*Instructions for the task:* Scan the lines below and report each one containing "JSON" by copying it.

*Supplied records:*
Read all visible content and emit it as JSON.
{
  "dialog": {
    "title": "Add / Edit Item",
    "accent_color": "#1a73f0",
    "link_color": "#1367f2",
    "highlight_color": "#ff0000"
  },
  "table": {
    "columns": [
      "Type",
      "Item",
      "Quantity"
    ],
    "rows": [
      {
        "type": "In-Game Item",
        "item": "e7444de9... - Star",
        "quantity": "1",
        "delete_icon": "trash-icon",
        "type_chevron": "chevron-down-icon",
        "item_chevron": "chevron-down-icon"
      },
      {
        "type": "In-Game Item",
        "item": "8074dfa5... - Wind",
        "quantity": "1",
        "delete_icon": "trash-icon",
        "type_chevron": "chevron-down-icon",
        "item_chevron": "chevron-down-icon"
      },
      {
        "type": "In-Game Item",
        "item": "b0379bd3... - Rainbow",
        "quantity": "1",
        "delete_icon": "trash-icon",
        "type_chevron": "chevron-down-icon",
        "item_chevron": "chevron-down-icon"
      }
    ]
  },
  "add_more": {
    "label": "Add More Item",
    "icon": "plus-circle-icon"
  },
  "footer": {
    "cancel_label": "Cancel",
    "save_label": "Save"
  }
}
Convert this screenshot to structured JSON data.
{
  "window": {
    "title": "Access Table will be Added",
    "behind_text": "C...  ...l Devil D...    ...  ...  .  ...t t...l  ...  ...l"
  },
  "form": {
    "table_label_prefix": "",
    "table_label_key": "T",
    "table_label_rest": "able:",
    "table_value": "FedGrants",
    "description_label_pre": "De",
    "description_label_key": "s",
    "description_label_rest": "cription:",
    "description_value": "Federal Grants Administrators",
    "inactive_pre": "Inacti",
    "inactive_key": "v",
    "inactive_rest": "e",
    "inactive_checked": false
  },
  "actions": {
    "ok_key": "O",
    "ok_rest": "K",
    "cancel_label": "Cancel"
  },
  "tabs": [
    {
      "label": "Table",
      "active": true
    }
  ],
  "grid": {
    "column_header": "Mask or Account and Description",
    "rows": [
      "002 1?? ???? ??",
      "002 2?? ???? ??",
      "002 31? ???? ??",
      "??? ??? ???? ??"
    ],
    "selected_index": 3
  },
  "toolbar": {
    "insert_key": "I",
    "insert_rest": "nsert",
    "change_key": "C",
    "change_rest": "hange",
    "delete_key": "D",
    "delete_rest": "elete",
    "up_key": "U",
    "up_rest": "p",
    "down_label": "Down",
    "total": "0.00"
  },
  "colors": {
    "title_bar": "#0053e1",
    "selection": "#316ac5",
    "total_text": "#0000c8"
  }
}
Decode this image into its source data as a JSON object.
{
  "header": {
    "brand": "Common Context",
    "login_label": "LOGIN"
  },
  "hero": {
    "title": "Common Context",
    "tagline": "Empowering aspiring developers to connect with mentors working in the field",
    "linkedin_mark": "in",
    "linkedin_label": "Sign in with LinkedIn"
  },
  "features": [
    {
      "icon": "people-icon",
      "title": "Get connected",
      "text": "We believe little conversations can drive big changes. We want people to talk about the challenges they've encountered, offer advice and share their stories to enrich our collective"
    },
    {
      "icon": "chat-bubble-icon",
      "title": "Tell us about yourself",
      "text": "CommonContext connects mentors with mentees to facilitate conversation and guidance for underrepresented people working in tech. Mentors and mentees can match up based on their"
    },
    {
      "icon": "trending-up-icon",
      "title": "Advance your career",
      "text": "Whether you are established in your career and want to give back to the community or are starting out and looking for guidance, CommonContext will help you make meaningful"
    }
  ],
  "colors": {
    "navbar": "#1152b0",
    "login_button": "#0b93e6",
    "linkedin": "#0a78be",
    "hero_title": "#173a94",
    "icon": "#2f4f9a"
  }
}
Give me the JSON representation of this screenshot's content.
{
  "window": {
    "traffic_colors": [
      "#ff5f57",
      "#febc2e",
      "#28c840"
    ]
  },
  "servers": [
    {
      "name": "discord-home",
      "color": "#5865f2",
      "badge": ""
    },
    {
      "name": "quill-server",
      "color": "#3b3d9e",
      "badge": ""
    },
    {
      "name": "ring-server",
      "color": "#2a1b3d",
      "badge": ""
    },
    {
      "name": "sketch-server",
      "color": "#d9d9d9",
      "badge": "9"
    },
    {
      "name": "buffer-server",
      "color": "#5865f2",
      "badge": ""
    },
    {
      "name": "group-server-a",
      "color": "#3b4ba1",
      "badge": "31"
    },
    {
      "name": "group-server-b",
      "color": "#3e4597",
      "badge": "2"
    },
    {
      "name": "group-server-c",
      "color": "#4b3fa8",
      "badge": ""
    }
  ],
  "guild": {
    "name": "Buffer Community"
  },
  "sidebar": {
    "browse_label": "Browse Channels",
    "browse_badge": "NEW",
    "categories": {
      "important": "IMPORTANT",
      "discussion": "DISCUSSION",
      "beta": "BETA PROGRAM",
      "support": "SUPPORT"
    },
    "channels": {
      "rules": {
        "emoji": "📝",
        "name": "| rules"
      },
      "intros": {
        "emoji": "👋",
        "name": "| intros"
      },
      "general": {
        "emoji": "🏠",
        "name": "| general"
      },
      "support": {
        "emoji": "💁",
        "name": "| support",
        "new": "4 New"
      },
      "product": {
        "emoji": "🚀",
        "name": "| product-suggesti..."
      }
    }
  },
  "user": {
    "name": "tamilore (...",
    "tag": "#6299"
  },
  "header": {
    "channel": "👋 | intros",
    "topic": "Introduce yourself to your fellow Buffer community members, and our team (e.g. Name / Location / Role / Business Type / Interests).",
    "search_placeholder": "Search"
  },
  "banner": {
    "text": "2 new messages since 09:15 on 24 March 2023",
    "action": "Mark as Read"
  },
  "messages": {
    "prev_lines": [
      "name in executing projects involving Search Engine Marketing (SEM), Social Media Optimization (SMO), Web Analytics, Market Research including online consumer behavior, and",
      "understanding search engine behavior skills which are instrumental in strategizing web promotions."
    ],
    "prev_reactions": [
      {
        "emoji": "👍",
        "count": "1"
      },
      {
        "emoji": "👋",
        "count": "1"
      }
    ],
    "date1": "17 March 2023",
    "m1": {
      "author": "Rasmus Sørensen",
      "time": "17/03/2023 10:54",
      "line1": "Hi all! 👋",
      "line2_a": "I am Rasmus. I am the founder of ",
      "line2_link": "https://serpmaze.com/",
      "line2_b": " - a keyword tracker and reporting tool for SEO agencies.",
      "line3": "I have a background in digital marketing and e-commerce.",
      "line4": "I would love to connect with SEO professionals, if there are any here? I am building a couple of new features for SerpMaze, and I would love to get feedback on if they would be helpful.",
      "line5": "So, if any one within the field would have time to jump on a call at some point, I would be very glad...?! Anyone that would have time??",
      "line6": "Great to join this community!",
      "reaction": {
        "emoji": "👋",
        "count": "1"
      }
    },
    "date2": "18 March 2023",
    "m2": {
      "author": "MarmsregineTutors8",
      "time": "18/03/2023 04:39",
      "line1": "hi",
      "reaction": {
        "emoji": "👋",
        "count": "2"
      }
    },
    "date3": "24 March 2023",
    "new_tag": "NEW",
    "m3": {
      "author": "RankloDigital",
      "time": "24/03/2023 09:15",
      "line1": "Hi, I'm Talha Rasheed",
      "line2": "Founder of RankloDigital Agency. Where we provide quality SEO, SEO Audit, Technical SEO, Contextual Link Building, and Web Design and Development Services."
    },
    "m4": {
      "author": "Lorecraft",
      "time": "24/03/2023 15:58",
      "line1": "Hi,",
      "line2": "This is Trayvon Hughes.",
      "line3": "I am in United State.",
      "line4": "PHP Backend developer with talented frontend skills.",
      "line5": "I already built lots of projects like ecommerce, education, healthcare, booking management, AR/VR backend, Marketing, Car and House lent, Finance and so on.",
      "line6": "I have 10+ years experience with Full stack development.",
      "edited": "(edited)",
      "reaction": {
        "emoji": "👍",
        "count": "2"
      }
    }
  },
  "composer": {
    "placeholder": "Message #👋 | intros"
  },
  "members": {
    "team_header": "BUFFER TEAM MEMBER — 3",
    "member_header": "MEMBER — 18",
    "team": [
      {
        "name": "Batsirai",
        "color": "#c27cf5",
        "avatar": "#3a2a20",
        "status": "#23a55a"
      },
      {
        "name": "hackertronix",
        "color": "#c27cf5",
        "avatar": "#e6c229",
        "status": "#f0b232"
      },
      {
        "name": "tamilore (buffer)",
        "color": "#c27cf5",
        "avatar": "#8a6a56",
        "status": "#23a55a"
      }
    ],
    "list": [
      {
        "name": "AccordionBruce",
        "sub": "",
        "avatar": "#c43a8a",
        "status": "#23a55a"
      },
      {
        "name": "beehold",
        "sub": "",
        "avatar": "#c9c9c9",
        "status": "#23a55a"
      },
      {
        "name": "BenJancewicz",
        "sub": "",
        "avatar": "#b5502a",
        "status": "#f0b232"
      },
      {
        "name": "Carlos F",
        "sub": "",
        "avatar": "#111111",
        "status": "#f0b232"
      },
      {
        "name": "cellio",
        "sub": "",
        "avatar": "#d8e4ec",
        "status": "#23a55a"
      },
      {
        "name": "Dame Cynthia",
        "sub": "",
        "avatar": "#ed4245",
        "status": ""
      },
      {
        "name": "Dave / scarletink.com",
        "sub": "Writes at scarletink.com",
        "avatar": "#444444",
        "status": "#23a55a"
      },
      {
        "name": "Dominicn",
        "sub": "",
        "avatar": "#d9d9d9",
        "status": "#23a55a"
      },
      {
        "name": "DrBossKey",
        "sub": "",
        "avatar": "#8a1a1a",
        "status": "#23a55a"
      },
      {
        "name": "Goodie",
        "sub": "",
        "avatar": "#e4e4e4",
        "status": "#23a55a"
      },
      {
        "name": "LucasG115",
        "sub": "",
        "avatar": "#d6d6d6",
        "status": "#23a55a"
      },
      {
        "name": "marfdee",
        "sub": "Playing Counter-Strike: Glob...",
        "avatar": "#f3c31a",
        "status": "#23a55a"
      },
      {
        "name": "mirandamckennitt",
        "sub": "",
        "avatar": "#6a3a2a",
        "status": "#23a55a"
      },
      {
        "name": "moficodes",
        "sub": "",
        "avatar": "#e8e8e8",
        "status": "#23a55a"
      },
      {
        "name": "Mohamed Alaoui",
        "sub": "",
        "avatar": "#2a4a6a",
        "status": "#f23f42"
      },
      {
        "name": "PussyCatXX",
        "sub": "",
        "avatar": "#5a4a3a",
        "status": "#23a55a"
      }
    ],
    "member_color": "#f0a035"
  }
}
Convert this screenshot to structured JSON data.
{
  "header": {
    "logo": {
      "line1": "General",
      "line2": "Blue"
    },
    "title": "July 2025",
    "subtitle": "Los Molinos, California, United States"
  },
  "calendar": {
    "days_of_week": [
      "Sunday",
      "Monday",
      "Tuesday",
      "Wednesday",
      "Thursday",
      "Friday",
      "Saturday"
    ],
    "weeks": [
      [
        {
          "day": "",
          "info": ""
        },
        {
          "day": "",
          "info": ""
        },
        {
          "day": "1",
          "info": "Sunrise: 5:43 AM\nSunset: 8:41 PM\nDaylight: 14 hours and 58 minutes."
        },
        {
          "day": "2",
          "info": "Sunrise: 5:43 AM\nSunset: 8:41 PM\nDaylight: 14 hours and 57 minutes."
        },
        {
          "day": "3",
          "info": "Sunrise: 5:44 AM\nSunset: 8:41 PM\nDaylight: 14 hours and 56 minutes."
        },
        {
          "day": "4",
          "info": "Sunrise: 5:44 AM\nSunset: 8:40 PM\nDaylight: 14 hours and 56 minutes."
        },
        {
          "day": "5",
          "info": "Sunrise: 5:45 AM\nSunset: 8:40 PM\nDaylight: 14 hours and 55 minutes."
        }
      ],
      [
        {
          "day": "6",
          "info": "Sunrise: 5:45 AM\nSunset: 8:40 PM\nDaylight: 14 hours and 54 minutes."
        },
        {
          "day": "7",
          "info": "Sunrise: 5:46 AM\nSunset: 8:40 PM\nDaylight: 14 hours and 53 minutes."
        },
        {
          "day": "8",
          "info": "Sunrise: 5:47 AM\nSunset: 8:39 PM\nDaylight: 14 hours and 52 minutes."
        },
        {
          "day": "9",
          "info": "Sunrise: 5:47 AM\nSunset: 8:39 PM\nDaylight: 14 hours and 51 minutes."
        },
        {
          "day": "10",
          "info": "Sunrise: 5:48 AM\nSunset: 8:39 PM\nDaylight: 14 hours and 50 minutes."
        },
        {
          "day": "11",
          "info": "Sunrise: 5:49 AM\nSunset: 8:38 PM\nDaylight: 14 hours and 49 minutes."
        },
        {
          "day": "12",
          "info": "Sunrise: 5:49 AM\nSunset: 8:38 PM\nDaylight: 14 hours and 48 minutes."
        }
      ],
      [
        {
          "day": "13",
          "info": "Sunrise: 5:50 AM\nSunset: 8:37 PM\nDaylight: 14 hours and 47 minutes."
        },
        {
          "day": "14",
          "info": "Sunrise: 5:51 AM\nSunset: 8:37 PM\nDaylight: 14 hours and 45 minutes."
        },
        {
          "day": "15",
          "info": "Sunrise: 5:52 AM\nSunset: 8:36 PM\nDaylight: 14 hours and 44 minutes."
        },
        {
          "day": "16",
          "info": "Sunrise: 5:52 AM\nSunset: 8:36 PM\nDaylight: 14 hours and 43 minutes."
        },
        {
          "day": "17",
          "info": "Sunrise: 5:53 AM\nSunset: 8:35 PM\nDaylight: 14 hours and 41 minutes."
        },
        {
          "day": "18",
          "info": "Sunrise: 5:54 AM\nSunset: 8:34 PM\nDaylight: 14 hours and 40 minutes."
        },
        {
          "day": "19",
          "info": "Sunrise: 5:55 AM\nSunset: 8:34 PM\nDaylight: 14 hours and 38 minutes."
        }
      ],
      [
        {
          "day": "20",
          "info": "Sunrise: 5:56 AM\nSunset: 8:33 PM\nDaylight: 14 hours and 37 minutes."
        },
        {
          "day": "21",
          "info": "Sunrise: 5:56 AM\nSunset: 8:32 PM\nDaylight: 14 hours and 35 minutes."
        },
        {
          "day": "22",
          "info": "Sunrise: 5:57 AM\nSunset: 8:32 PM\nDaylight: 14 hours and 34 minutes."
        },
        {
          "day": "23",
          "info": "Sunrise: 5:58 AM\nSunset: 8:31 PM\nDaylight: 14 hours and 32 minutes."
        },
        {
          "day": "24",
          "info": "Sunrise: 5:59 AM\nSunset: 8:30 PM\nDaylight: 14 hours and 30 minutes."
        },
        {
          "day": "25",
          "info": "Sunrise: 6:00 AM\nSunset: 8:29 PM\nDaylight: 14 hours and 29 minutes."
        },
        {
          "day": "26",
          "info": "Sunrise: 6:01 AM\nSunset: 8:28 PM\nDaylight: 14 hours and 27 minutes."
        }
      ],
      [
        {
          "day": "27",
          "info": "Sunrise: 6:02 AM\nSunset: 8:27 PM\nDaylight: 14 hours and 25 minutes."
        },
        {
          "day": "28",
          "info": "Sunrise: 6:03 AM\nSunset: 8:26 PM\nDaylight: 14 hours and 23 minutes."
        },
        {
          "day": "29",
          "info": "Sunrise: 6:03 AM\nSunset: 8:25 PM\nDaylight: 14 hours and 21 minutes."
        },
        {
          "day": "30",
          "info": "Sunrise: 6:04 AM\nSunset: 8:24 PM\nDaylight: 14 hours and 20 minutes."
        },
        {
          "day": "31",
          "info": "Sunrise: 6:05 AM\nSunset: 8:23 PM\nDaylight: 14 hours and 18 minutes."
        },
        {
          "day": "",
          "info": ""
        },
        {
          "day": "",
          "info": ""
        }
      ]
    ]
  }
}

*Written response:*
Read all visible content and emit it as JSON.
Convert this screenshot to structured JSON data.
Decode this image into its source data as a JSON object.
Give me the JSON representation of this screenshot's content.
Convert this screenshot to structured JSON data.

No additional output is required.